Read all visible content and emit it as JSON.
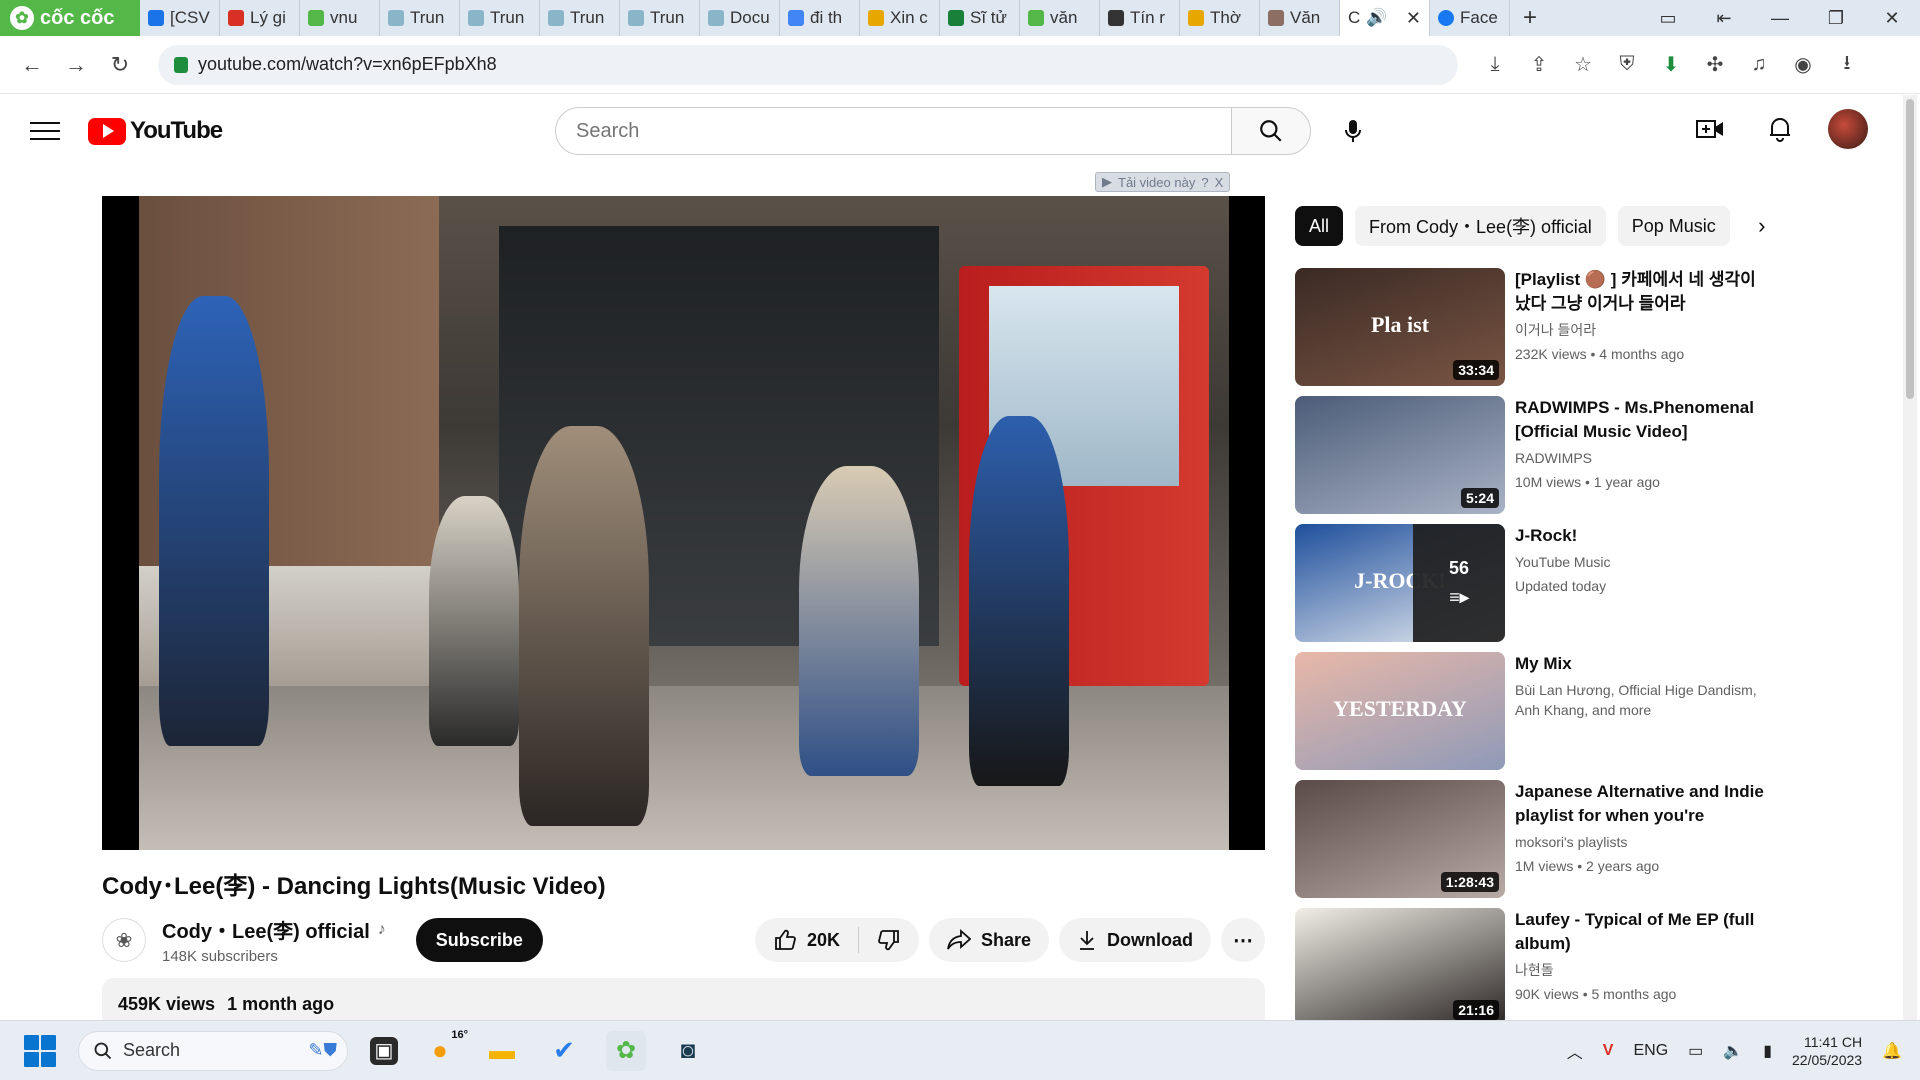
{
  "browser": {
    "brand": "cốc cốc",
    "tabs": [
      {
        "label": "[CSV",
        "color": "#1a73e8"
      },
      {
        "label": "Lý gi",
        "color": "#d93025"
      },
      {
        "label": "vnu",
        "color": "#53b848"
      },
      {
        "label": "Trun",
        "color": "#8ab4c8"
      },
      {
        "label": "Trun",
        "color": "#8ab4c8"
      },
      {
        "label": "Trun",
        "color": "#8ab4c8"
      },
      {
        "label": "Trun",
        "color": "#8ab4c8"
      },
      {
        "label": "Docu",
        "color": "#8ab4c8"
      },
      {
        "label": "đi th",
        "color": "#4285f4"
      },
      {
        "label": "Xin c",
        "color": "#e8a600"
      },
      {
        "label": "Sĩ tử",
        "color": "#188038"
      },
      {
        "label": "văn",
        "color": "#53b848"
      },
      {
        "label": "Tín r",
        "color": "#333333"
      },
      {
        "label": "Thờ",
        "color": "#e8a600"
      },
      {
        "label": "Văn",
        "color": "#8d6e63"
      }
    ],
    "active_tab": {
      "label": "C",
      "audio_icon": "speaker-icon",
      "close": "✕"
    },
    "after_tab": {
      "label": "Face",
      "color": "#1877f2"
    },
    "new_tab": "+",
    "url": "youtube.com/watch?v=xn6pEFpbXh8"
  },
  "youtube": {
    "logo_text": "YouTube",
    "search_placeholder": "Search",
    "brand_color": "#ff0000"
  },
  "player": {
    "ad_badge": "Tải video này",
    "ad_help": "?",
    "ad_close": "X"
  },
  "video": {
    "title": "Cody･Lee(李) - Dancing Lights(Music Video)",
    "channel": "Cody・Lee(李) official",
    "subscribers": "148K subscribers",
    "subscribe_label": "Subscribe",
    "likes": "20K",
    "share_label": "Share",
    "download_label": "Download",
    "views": "459K views",
    "age": "1 month ago"
  },
  "chips": [
    "All",
    "From Cody・Lee(李) official",
    "Pop Music"
  ],
  "recommendations": [
    {
      "title": "[Playlist 🟤 ] 카페에서 네 생각이 났다 그냥 이거나 들어라",
      "channel": "이거나 들어라",
      "stats": "232K views  •  4 months ago",
      "duration": "33:34",
      "thumb_text": "Pla  ist",
      "thumb_colors": [
        "#3a2a24",
        "#7a5544"
      ]
    },
    {
      "title": "RADWIMPS - Ms.Phenomenal [Official Music Video]",
      "channel": "RADWIMPS",
      "stats": "10M views  •  1 year ago",
      "duration": "5:24",
      "thumb_text": "",
      "thumb_colors": [
        "#4c5c78",
        "#a9b3c6"
      ]
    },
    {
      "title": "J-Rock!",
      "channel": "YouTube Music",
      "stats": "Updated today",
      "duration": "",
      "thumb_text": "J-ROCK!",
      "thumb_colors": [
        "#1e4f9c",
        "#e8ecf1"
      ],
      "playlist_count": "56"
    },
    {
      "title": "My Mix",
      "channel": "Bùi Lan Hương, Official Hige Dandism, Anh Khang, and more",
      "stats": "",
      "duration": "",
      "thumb_text": "YESTERDAY",
      "thumb_colors": [
        "#e8b8a8",
        "#8f9ab8"
      ]
    },
    {
      "title": "Japanese Alternative and Indie playlist for when you're runnin...",
      "channel": "moksori's playlists",
      "stats": "1M views  •  2 years ago",
      "duration": "1:28:43",
      "thumb_text": "",
      "thumb_colors": [
        "#5a4a48",
        "#b8aaa4"
      ]
    },
    {
      "title": "Laufey - Typical of Me EP (full album)",
      "channel": "나현돌",
      "stats": "90K views  •  5 months ago",
      "duration": "21:16",
      "thumb_text": "",
      "thumb_colors": [
        "#f1efe8",
        "#2b2523"
      ]
    }
  ],
  "taskbar": {
    "search_label": "Search",
    "weather": "16°",
    "lang": "ENG",
    "time": "11:41 CH",
    "date": "22/05/2023"
  }
}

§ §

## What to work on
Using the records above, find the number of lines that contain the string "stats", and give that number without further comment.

## Your response
6